4.3 Voltage (p.u.) of 26 bus RDS before and after conductor selection 79

4.4 Real power loss (kW) of 26 bus RDS before and after conductor 79

selection

4.5 Single line diagram of practical 32 bus radial distribution system 81

4.6 Voltage (p.u.) of 32 bus RDS before and after conductor selection 82

4.7 Real power loss (kW) of 32 bus RDS before and after conductor 82

selection

5.1 Power loss index membership function 90

5.2 Voltage membership function 90

5.3 Capacitor suitability index membership function 91

5.4 Flow chart of optimal capacitor placement using FES 96

5.5 Real Power loss at each branch of 15 bus RDS with and without 100

capacitor

5.6 Voltages at each bus of 15 bus RDS with and without capacitor 100

5.7 Single line diagram of 34 bus radial distribution system 101

5.8 Real power loss at each branch of 34 bus RDS with and without 102

capacitor

5.9 Voltages at each bus of 34 bus RDS with and without capacitor 103

5.10 Real power loss at each branch of 33 bus RDS with and without 104

capacitor

5.11 Voltages at each bus of 33 bus RDS with and without capacitor 104

5.12 Real power loss at each branch of 69 bus RDS with and without 106

capacitor

5.13 Voltages at each bus of 69 bus RDS with and without capacitor 106

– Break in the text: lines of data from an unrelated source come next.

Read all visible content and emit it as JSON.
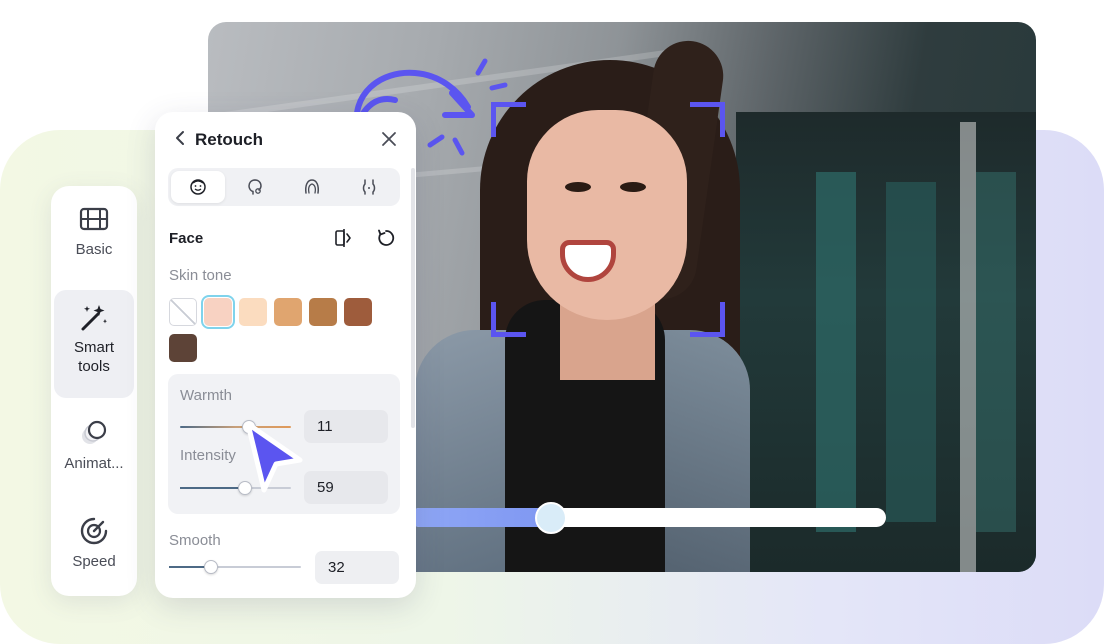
{
  "sidebar": {
    "items": [
      {
        "label": "Basic",
        "icon": "film-icon",
        "active": false
      },
      {
        "label": "Smart\ntools",
        "label_line1": "Smart",
        "label_line2": "tools",
        "icon": "magic-wand-icon",
        "active": true
      },
      {
        "label": "Animat...",
        "icon": "circles-icon",
        "active": false
      },
      {
        "label": "Speed",
        "icon": "speedometer-icon",
        "active": false
      }
    ]
  },
  "panel": {
    "title": "Retouch",
    "tabs": [
      "face-tab-icon",
      "head-tab-icon",
      "hair-tab-icon",
      "body-tab-icon"
    ],
    "active_tab": 0,
    "section": "Face",
    "skin_tone_label": "Skin tone",
    "swatches": [
      "#ffffff",
      "#f8d2c2",
      "#fbdcbf",
      "#e0a56f",
      "#b77c48",
      "#9e5c3c",
      "#5d4337"
    ],
    "selected_swatch": 1,
    "warmth": {
      "label": "Warmth",
      "value": "11",
      "fraction": 0.62
    },
    "intensity": {
      "label": "Intensity",
      "value": "59",
      "fraction": 0.59
    },
    "smooth": {
      "label": "Smooth",
      "value": "32",
      "fraction": 0.32
    }
  },
  "preview": {
    "slider_fraction": 0.3
  },
  "colors": {
    "accent": "#5b55f0",
    "slider_fill": "#8fa7f5"
  }
}
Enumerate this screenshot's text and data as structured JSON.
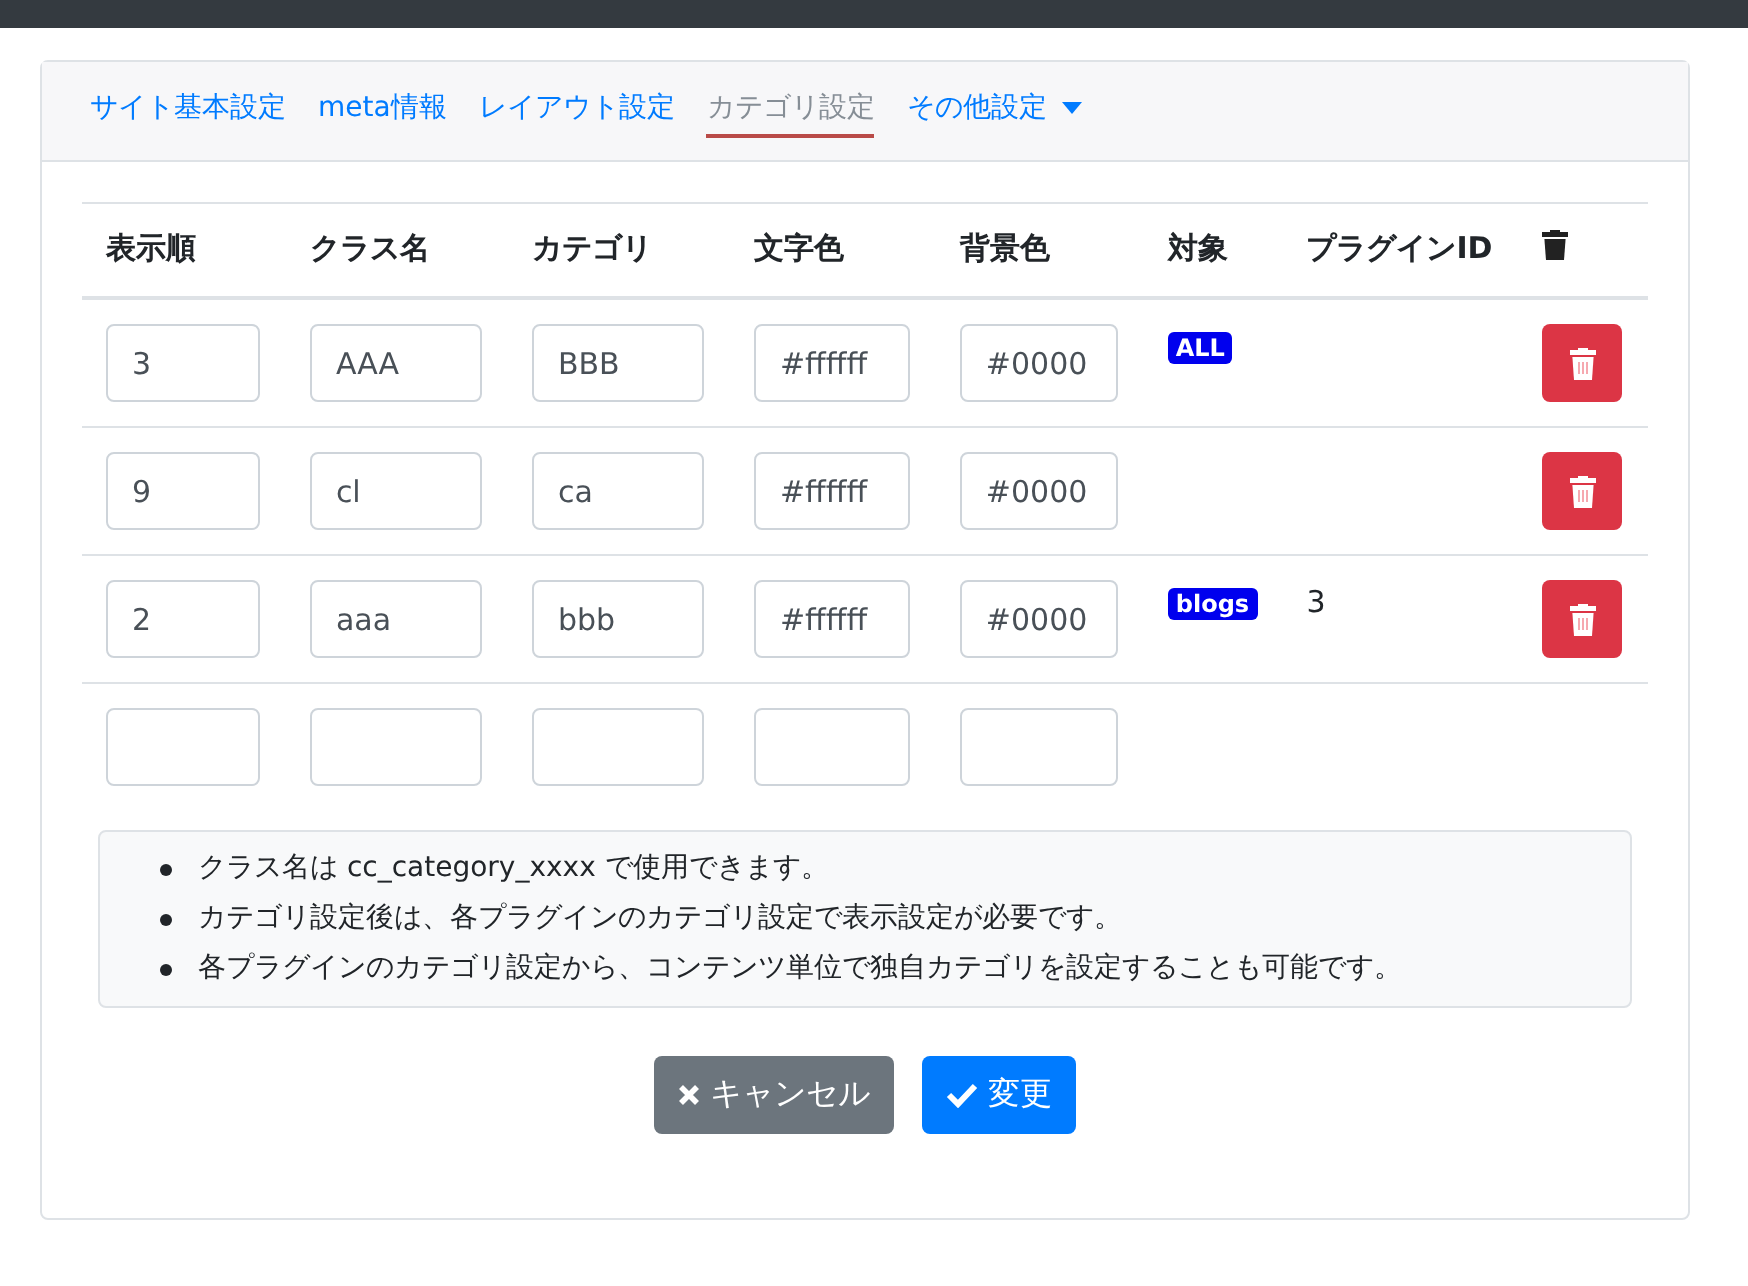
{
  "tabs": [
    {
      "label": "サイト基本設定",
      "selected": false,
      "dropdown": false
    },
    {
      "label": "meta情報",
      "selected": false,
      "dropdown": false
    },
    {
      "label": "レイアウト設定",
      "selected": false,
      "dropdown": false
    },
    {
      "label": "カテゴリ設定",
      "selected": true,
      "dropdown": false
    },
    {
      "label": "その他設定",
      "selected": false,
      "dropdown": true
    }
  ],
  "table": {
    "columns": [
      "表示順",
      "クラス名",
      "カテゴリ",
      "文字色",
      "背景色",
      "対象",
      "プラグインID"
    ],
    "rows": [
      {
        "kind": "existing",
        "fields": [
          "3",
          "AAA",
          "BBB",
          "#ffffff",
          "#0000"
        ],
        "target": "ALL"
      },
      {
        "kind": "existing",
        "fields": [
          "9",
          "cl",
          "ca",
          "#ffffff",
          "#0000"
        ]
      },
      {
        "kind": "existing",
        "fields": [
          "2",
          "aaa",
          "bbb",
          "#ffffff",
          "#0000"
        ],
        "target": "blogs",
        "plugin_id": "3"
      },
      {
        "kind": "new"
      }
    ]
  },
  "notes": [
    "クラス名は cc_category_xxxx で使用できます。",
    "カテゴリ設定後は、各プラグインのカテゴリ設定で表示設定が必要です。",
    "各プラグインのカテゴリ設定から、コンテンツ単位で独自カテゴリを設定することも可能です。"
  ],
  "buttons": [
    {
      "kind": "cancel",
      "label": "キャンセル"
    },
    {
      "kind": "submit",
      "label": "変更"
    }
  ]
}
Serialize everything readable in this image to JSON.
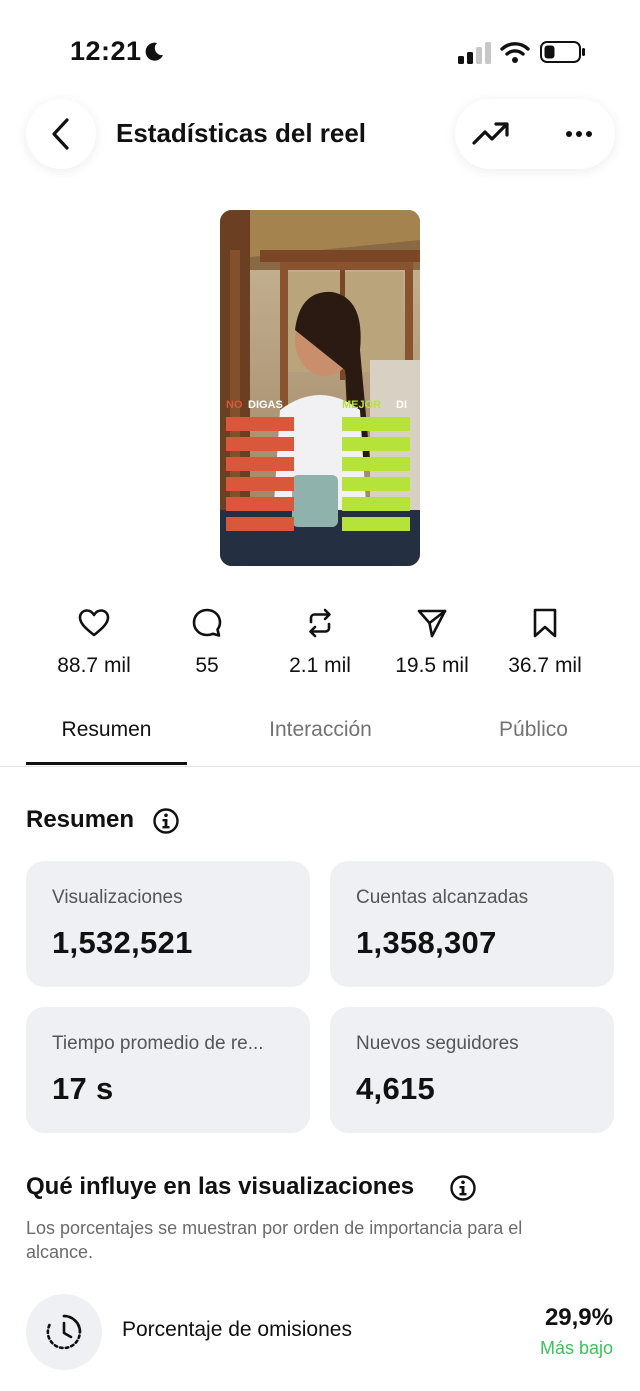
{
  "status_bar": {
    "time": "12:21"
  },
  "header": {
    "title": "Estadísticas del reel"
  },
  "metrics": [
    {
      "icon": "heart-icon",
      "value": "88.7 mil"
    },
    {
      "icon": "comment-icon",
      "value": "55"
    },
    {
      "icon": "repost-icon",
      "value": "2.1 mil"
    },
    {
      "icon": "share-icon",
      "value": "19.5 mil"
    },
    {
      "icon": "bookmark-icon",
      "value": "36.7 mil"
    }
  ],
  "tabs": [
    {
      "label": "Resumen",
      "active": true
    },
    {
      "label": "Interacción",
      "active": false
    },
    {
      "label": "Público",
      "active": false
    }
  ],
  "thumbnail": {
    "left_caption_red": "NO",
    "left_caption_white": "DIGAS",
    "right_caption_green": "MEJOR",
    "right_caption_white": "DI"
  },
  "summary": {
    "title": "Resumen",
    "cards": [
      {
        "label": "Visualizaciones",
        "value": "1,532,521"
      },
      {
        "label": "Cuentas alcanzadas",
        "value": "1,358,307"
      },
      {
        "label": "Tiempo promedio de re...",
        "value": "17 s"
      },
      {
        "label": "Nuevos seguidores",
        "value": "4,615"
      }
    ]
  },
  "influence": {
    "title": "Qué influye en las visualizaciones",
    "description": "Los porcentajes se muestran por orden de importancia para el alcance.",
    "rows": [
      {
        "icon": "timer-icon",
        "label": "Porcentaje de omisiones",
        "value": "29,9%",
        "sub": "Más bajo"
      }
    ]
  },
  "colors": {
    "positive": "#39c25e",
    "card_bg": "#eff0f4",
    "caption_red": "#d9573a",
    "caption_green": "#b6e33a"
  }
}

6.1(a) The 19 bus RDS before shifting of Voltage regulators 112

## 6.1(b) The 19 bus RDS after shifting of Voltage regulators 113

6.2 Flow chart of optimal voltage regulator placement using 114

Back tracking algorithm

6.3 Flow chart of optimal voltage regulator placement using FES 117

6.4 Real power loss of 15 bus RDS with and without Voltage regulator 120

6.5 Voltage profile of 15 bus RDS with and without Voltage regulator 120

6.6 Real power loss of 33 bus RDS with and without Voltage regulator 123

6.7 Voltage profile of 33 bus RDS with and without Voltage regulator 123

6.8 Real power loss of 69 bus RDS with and without Voltage regulator 126

6.9 Voltage profile of 69 bus RDS with and without Voltage regulator 126

7.1 Flow chart of optimal distributed generator placement using FES 134

7.2 Voltage profile of 15 bus RDS with and without DG 137

7.3 Real power loss of 15 bus RDS with and without DG 138

7.4 Voltage profile of 33 bus RDS with and without DG 140

7.5 Real power loss of 33 bus RDS with and without DG 140

7.6 Voltage profile of 69 bus RDS with and without DG 142

7.7 Real power loss of 69 bus RDS with and without DG 142

## IN APPENDICES

A1 Single line diagram of 15 bus radial distribution system 160

A2 Single line diagram of 33 bus radial distribution system 161

A3 Single line diagram of 69 bus radial distribution system 162

A4 Single line diagram of 34 bus radial distribution system 164

B1 Single line diagram of 25 bus unbalanced radial distribution system 166

B2 Single line diagram of IEEE 37 bus unbalanced radial 167

distribution system

C1 Single line diagram of practical 26 bus radial distribution system 170

C2 Single line diagram of practical 32 bus radial distribution system 172